POLICY BRIEFINGS


Hart Health Strategies provides a comprehensive policy briefing on a weekly basis. This in-depth health policy briefing is sent out at the beginning of each week. The health policy briefing recaps the previous week and previews the week ahead. It alerts clients to upcoming congressional hearings, newly introduced bills, regulatory announcements, and implementation activity related to the Patient Protection and Affordable Care Act (PPACA) and other health laws.


THIS WEEK'S BRIEFING - OCTOBER 31, 2011


Appropriations Schedule
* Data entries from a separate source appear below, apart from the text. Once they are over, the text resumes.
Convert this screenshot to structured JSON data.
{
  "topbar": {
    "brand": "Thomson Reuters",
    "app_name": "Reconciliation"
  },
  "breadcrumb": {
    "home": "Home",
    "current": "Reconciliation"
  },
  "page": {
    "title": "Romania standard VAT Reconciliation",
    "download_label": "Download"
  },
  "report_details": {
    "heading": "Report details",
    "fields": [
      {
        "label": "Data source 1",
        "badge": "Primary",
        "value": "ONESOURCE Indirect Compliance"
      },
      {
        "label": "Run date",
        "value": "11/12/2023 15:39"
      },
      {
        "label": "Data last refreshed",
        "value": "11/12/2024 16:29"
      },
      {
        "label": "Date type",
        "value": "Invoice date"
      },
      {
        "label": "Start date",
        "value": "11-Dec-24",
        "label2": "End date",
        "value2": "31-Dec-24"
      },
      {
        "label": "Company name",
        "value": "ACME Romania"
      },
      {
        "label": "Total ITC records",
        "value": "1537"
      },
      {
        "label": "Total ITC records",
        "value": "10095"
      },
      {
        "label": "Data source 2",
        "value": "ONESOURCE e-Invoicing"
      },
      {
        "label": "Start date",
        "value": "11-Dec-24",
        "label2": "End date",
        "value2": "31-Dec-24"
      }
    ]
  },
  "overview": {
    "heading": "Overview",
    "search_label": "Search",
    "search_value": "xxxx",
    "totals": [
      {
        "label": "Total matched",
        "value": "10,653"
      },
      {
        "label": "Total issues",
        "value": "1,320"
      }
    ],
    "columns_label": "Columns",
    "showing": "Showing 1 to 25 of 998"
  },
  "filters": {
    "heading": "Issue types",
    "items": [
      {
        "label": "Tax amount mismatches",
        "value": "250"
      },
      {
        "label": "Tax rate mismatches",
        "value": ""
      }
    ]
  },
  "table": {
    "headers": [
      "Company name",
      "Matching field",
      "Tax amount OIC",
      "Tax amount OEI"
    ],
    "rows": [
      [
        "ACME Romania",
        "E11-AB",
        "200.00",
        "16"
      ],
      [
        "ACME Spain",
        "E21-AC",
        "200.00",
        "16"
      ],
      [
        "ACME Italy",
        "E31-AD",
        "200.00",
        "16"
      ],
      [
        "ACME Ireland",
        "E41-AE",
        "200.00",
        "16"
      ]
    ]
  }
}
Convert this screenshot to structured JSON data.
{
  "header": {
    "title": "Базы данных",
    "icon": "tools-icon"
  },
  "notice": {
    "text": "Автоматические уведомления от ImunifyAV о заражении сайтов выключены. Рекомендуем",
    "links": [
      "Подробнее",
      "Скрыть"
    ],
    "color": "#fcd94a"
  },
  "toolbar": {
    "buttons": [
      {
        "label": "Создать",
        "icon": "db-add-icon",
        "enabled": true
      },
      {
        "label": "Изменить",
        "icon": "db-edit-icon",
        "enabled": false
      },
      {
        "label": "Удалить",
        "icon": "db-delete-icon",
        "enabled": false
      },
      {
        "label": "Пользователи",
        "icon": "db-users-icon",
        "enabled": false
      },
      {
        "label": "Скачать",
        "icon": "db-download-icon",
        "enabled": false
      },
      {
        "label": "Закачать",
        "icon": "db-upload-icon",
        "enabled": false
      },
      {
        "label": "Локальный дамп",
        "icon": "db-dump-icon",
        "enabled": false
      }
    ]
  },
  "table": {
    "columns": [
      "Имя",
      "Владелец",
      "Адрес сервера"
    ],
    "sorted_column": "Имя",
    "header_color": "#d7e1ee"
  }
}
The current continuing resolution (CR) funding federal programs expires on November 18th setting up the need for at least one more CR to allow Congress to finish the FY 2012 appropriations process and the final votes on any plan produced by the Joint Special Committee on Deficit Reduction (Super Committee).  The CR may be attached by the House to the minibus the Senate is readying to pass this week which includes the Agriculture/FDA, Commerce/Justice/Science and Transportation/HUD spending bills, or a second minibus that is expected to include the Energy/Water appropriations for FY 2012.  The Labor/HHS/Education bill will likely be the most contentious to settle, particularly given the PPACA defunding rider the House would like to attach to this measure.


Super Committee Super Secret


If progress is being made by the panel on coming up with a minimum $1.2 trillion 10-year deficit plan by November 23, it is not apparent by any public statements made by committee members.  The Super Committee held a hearing last week during which CBO Director Doug Elmendorf testified that it would help CBO to have proposals to score this week.  The Director emphasized that discretionary cuts could be voided by future Congresses and that mandatory program spending dominates the source of future budget deficits.  Indicative of the stalled debate, Senate Democrats, led by Senator Max Baucus, offered a $3 trillion 10-year deficit reduction proposal that would raise $1.3 trillion in revenues, cut Medicare spending by $400 billion and Medicaid costs by $100 billion.  Republicans counter-offered with a $2.2 trillion plan that would avoid a tax overhaul and would instead make deeper cuts to both discretionary and mandatory spending programs.  House Speaker John Boehner criticized the level of tax increases in the Democrat plan while House Minority Leader Nancy Pelosi called for a “balance” in spending cuts and tax increases.  If the Super Committee fails its task, Senator John McCain pledged to derail the fallback which would trim defense spending by $600 billion over ten years.  House Speaker John Boehner could also deny passage of the fallback plan to evenly cut defense and non-defense spending by changing House rules and voiding the mandate under the Budget Control Act.  Other members and outside groups continue to urge the committee to adopt their recommendations, the latest being one by Reps. Phil Roe and Allyson Schwartz to repeal the Medicare physician payment SGR system in favor of a long-term solution to the current dysfunctional system of payments.



October 31, 2011: | Page 1 Page 2 Page 3

SERVICES




BRIEFING ARCHIVE


 -  2017


 +  2016


 +  2015


 +  2014


 +  2013


 +  2012


 +  2011